That's where Nioxin artist Diane Stevens came in.
"I have no background in any sort of cosmetology, so doing my own hair and makeup was definitely a wrinkle I didn't expect for our wedding weekend."
In all of her years of experience, Stevens had never done something like this before. "This is my first virtual wedding, but you know what? It makes so much sense," she said. "Brides like Ashley, they had to make different arrangements for their weddings right now. And virtual hair tutorials make the bride feel like she's gotten some extra pampering and some extra attention."
The bride's two requests for her hair: volume and for the curls to hold. Stevens's role in the ceremony was to guide Yuki through her wedding-day hair tutorial. "I definitely wanted my hair down and curled, regardless of if I was doing it myself or not," Yuki said. "Thank god I didn't want to have an updo."
The day before her wedding, Stevens (who is accustomed to teaching other hairstylists how to do bridal hair, not first-timers) hopped on a Zoom call with Yuki to go over her wedding-day beauty prep and to give her a step-by-step tutorial. "We wanted to go through a practice first," Stevens said. "She was holding the iron, and I was holding the iron." Some of Stevens's tips included when to wash her hair (the night before), how far away to hold the hairspray bottle (six inches), how to use a thickening spray to add some grit and texture to the hair, and how to clip the curls while they cooled to ensure they lasted all night.

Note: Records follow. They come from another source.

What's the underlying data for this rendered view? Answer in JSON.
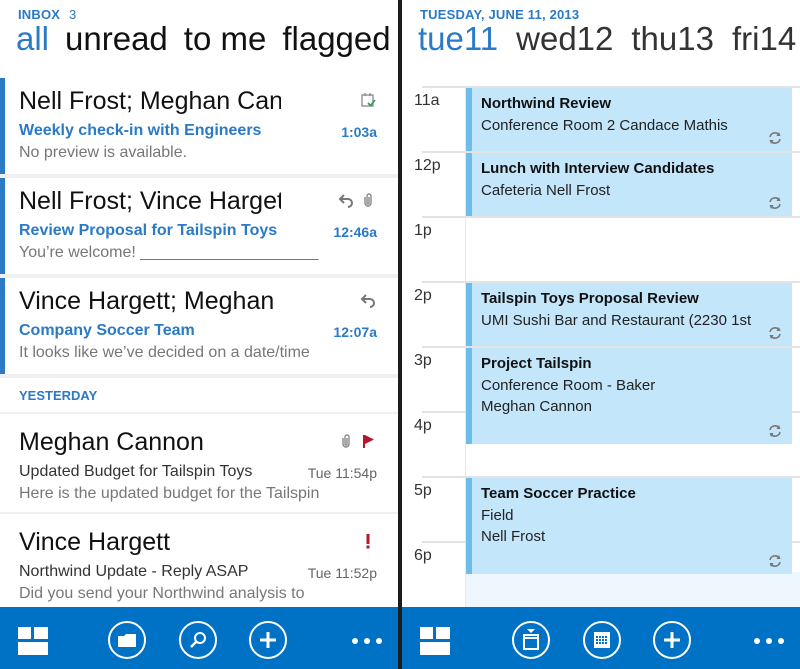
{
  "mail": {
    "header": {
      "folder": "INBOX",
      "unread_count": "3"
    },
    "pivots": [
      "all",
      "unread",
      "to me",
      "flagged"
    ],
    "active_pivot": "all",
    "section_yesterday": "YESTERDAY",
    "items": [
      {
        "sender": "Nell Frost; Meghan Cannon",
        "subject": "Weekly check-in with Engineers",
        "preview": "No preview is available.",
        "time": "1:03a",
        "unread": true,
        "icons": [
          "calendar-accepted-icon"
        ]
      },
      {
        "sender": "Nell Frost; Vince Hargett",
        "subject": "Review Proposal for Tailspin Toys",
        "preview": "You’re welcome!  ____________________",
        "time": "12:46a",
        "unread": true,
        "icons": [
          "replied-icon",
          "attachment-icon"
        ]
      },
      {
        "sender": "Vince Hargett; Meghan Cannon",
        "subject": "Company Soccer Team",
        "preview": "It looks like we’ve decided on a date/time",
        "time": "12:07a",
        "unread": true,
        "icons": [
          "replied-icon"
        ]
      },
      {
        "sender": "Meghan Cannon",
        "subject": "Updated Budget for Tailspin Toys",
        "preview": "Here is the updated budget for the Tailspin",
        "time": "Tue 11:54p",
        "unread": false,
        "icons": [
          "attachment-icon",
          "flag-icon"
        ]
      },
      {
        "sender": "Vince Hargett",
        "subject": "Northwind Update - Reply ASAP",
        "preview": "Did you send your Northwind analysis to",
        "time": "Tue 11:52p",
        "unread": false,
        "icons": [
          "high-importance-icon"
        ]
      }
    ],
    "appbar": [
      "tiles-view-button",
      "folders-button",
      "search-button",
      "new-message-button",
      "more-button"
    ]
  },
  "calendar": {
    "header": {
      "date": "TUESDAY, JUNE 11, 2013"
    },
    "pivots": [
      "tue11",
      "wed12",
      "thu13",
      "fri14"
    ],
    "active_pivot": "tue11",
    "hours": [
      "11a",
      "12p",
      "1p",
      "2p",
      "3p",
      "4p",
      "5p",
      "6p"
    ],
    "appointments": [
      {
        "title": "Northwind Review",
        "line2": "Conference Room 2 Candace Mathis",
        "line3": "",
        "recurring": true,
        "start": "11a",
        "end": "12p"
      },
      {
        "title": "Lunch with Interview Candidates",
        "line2": "Cafeteria Nell Frost",
        "line3": "",
        "recurring": true,
        "start": "12p",
        "end": "1p"
      },
      {
        "title": "Tailspin Toys Proposal Review",
        "line2": "UMI Sushi Bar and Restaurant (2230 1st",
        "line3": "",
        "recurring": true,
        "start": "2p",
        "end": "3p"
      },
      {
        "title": "Project Tailspin",
        "line2": "Conference Room - Baker",
        "line3": "Meghan Cannon",
        "recurring": true,
        "start": "3p",
        "end": "4:30p"
      },
      {
        "title": "Team Soccer Practice",
        "line2": "Field",
        "line3": "Nell Frost",
        "recurring": true,
        "start": "5p",
        "end": "6:30p"
      }
    ],
    "appbar": [
      "tiles-view-button",
      "today-button",
      "month-view-button",
      "new-appointment-button",
      "more-button"
    ]
  },
  "colors": {
    "accent": "#2a7ac6",
    "appbar": "#0072c6",
    "appointment_fill": "#c3e6fb",
    "appointment_bar": "#6cbde9",
    "flag": "#b0182d"
  }
}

"I had to go into her world," Stevens said. "I knew I wanted her to feel confident about her hair. I wanted her to feel beautiful. It's important for people to have that extra confidence, especially for a bride."
While it was helpful for Stevens to give her personalized tips based on Yuki's specific hair type, makeup tutorials were sufficient for her virtual bridal makeup. "I wanted my makeup to look natural," she said. ("But glamorous," Alexander added.) "There are just so many great makeup tutorials online these days," Yuki said. "I had no shortage of good tips."

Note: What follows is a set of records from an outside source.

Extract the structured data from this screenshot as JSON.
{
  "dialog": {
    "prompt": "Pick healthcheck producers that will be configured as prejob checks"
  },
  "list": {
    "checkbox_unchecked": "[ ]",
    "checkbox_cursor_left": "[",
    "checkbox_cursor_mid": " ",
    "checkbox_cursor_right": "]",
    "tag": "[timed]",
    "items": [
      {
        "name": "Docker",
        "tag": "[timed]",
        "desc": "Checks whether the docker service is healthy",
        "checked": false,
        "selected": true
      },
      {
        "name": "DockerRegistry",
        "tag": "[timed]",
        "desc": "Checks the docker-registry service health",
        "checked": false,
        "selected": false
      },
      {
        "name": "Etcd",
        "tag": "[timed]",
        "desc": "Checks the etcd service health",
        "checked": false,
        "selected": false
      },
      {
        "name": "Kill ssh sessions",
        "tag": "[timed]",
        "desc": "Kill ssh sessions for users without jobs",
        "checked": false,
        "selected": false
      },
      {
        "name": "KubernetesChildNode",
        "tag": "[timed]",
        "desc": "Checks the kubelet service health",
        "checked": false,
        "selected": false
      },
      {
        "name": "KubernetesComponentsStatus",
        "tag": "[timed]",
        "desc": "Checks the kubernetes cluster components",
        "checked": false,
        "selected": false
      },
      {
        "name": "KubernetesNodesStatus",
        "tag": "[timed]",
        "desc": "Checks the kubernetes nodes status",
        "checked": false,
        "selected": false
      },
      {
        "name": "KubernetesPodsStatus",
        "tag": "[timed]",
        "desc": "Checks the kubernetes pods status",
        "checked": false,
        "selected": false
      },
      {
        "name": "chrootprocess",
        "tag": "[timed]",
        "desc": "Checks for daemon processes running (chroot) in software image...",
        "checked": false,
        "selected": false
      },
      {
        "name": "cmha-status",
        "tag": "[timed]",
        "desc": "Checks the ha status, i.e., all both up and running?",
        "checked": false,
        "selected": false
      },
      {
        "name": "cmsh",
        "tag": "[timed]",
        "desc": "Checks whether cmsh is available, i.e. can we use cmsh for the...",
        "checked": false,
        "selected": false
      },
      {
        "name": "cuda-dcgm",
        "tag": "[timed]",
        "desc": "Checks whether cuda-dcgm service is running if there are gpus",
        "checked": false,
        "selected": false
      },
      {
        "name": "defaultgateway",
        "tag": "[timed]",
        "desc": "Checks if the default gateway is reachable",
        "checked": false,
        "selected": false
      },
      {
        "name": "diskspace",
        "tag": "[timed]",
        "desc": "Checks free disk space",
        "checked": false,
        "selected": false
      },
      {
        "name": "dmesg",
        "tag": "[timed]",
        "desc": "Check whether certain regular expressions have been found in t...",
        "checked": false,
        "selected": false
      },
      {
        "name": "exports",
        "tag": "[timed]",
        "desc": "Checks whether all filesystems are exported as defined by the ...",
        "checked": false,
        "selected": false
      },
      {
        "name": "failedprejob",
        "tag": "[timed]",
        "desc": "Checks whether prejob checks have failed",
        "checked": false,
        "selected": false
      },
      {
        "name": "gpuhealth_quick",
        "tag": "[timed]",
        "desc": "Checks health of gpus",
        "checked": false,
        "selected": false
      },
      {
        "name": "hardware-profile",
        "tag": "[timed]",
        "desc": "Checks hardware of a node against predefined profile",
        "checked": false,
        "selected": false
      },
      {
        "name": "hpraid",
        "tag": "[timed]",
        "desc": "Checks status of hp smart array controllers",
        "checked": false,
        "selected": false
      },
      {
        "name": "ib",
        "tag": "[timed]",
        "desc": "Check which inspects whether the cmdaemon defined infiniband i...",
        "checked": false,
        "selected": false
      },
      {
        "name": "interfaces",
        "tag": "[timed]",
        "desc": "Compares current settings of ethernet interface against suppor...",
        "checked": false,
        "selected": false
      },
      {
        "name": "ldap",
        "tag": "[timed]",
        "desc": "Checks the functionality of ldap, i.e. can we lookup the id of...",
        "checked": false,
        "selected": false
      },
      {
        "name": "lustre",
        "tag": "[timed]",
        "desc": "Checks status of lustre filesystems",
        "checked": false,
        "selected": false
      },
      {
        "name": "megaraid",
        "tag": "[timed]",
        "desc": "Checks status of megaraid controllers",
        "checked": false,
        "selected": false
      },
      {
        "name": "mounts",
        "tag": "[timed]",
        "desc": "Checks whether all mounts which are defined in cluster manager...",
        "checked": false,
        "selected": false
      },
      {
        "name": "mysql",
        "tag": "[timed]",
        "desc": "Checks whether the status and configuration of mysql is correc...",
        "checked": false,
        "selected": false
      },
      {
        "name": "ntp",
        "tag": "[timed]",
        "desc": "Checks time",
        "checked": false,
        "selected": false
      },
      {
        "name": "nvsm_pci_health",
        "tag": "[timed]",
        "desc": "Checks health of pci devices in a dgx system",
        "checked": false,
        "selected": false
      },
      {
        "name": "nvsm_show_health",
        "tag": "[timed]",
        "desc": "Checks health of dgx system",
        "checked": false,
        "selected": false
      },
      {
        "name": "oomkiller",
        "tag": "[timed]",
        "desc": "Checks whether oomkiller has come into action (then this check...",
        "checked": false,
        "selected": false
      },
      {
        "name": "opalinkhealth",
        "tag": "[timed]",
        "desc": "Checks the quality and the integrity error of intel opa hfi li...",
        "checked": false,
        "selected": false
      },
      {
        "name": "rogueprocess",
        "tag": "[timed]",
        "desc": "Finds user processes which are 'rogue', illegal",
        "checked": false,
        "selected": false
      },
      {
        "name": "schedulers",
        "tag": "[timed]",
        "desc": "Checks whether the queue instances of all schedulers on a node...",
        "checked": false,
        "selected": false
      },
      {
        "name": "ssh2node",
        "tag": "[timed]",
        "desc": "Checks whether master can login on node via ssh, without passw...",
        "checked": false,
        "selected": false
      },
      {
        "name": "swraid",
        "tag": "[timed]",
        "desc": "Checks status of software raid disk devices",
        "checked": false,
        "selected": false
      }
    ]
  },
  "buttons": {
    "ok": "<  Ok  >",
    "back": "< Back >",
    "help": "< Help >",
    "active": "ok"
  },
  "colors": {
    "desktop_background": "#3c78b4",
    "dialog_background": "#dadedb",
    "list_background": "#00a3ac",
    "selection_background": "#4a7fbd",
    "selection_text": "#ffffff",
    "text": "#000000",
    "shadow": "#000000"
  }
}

Alexander played the important role of photographer during Yuki's DIY bridal beauty journey. While it was not what either of them had in mind for their big day, they didn't seem the least bit bothered by the rather large hiccup in their plans. "If you could have seen Ashley's face first of all, when she was going through the tutorial," Stevens said. "She was so happy, and her then-fiancé was just videotaping her and taking pictures. I see why they want to still go ahead with their wedding — they're so in love."
As for the actual wedding day, it wasn't just the bride and groom who showed up dressed to the nines. "[The guests] all got dressed up," Alexander said. "They did really nice things for us on the day of our wedding, like sending us bottles of Champagne and flowers. Everyone just really embraced the whole concept. Even afterward, we got so many great compliments from everybody about how nice it was to step away from all the negativity in the world and the struggle that everyone is facing right now, that we're all facing."
See more of Yuki and Alexander's virtual Zoom wedding photos ahead.